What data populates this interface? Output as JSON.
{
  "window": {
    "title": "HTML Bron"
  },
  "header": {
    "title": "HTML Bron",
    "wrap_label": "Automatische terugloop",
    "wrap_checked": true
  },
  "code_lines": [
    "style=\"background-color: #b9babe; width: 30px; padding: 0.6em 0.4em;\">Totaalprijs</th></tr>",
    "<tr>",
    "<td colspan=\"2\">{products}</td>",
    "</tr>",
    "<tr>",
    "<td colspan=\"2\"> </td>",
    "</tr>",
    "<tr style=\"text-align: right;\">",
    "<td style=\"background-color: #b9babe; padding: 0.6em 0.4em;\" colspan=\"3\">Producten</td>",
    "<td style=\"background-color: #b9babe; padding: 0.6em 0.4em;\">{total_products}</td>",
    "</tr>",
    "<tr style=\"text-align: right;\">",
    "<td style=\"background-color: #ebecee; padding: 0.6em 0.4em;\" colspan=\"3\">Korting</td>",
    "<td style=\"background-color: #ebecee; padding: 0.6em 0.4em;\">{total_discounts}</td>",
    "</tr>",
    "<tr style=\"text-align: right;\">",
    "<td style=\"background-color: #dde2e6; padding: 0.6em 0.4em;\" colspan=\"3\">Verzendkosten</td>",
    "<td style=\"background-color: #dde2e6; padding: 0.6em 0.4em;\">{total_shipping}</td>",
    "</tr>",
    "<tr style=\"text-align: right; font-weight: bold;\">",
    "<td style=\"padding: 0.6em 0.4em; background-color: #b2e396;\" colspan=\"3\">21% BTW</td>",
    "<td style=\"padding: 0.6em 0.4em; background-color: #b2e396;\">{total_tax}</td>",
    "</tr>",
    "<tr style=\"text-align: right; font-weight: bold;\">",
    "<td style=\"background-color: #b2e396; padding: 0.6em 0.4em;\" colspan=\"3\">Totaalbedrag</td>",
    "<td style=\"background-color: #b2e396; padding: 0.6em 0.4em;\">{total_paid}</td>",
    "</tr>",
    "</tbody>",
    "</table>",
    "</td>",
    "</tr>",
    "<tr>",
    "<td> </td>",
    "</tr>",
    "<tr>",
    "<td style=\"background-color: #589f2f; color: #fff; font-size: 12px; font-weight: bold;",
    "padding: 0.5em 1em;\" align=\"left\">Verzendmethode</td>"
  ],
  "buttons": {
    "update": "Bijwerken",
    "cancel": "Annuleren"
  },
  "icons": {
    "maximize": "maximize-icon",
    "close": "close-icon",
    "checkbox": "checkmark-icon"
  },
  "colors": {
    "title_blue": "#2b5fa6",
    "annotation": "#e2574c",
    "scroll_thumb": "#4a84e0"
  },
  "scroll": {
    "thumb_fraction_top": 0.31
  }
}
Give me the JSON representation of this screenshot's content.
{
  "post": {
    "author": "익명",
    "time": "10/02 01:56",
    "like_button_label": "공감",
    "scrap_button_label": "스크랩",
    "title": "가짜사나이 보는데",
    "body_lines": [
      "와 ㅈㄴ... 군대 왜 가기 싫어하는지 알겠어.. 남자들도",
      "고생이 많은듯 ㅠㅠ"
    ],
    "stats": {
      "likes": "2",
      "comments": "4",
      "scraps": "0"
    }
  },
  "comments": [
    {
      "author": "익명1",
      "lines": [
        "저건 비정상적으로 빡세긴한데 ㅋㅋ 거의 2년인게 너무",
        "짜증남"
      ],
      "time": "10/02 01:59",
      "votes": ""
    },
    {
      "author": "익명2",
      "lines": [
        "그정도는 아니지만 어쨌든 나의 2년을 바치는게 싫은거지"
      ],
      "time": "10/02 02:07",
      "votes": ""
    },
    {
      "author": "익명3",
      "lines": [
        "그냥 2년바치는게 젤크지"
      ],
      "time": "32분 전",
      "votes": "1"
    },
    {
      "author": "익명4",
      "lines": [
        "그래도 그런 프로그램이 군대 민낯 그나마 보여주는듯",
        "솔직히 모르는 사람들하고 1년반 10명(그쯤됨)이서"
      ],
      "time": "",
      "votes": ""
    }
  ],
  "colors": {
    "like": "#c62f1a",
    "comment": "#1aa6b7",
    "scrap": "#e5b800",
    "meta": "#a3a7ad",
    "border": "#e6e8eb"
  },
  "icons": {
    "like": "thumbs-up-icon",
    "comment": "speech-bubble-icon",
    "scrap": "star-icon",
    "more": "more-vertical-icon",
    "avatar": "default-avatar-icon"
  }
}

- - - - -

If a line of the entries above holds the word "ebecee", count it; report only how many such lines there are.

## EXERCISE ANSWER:
2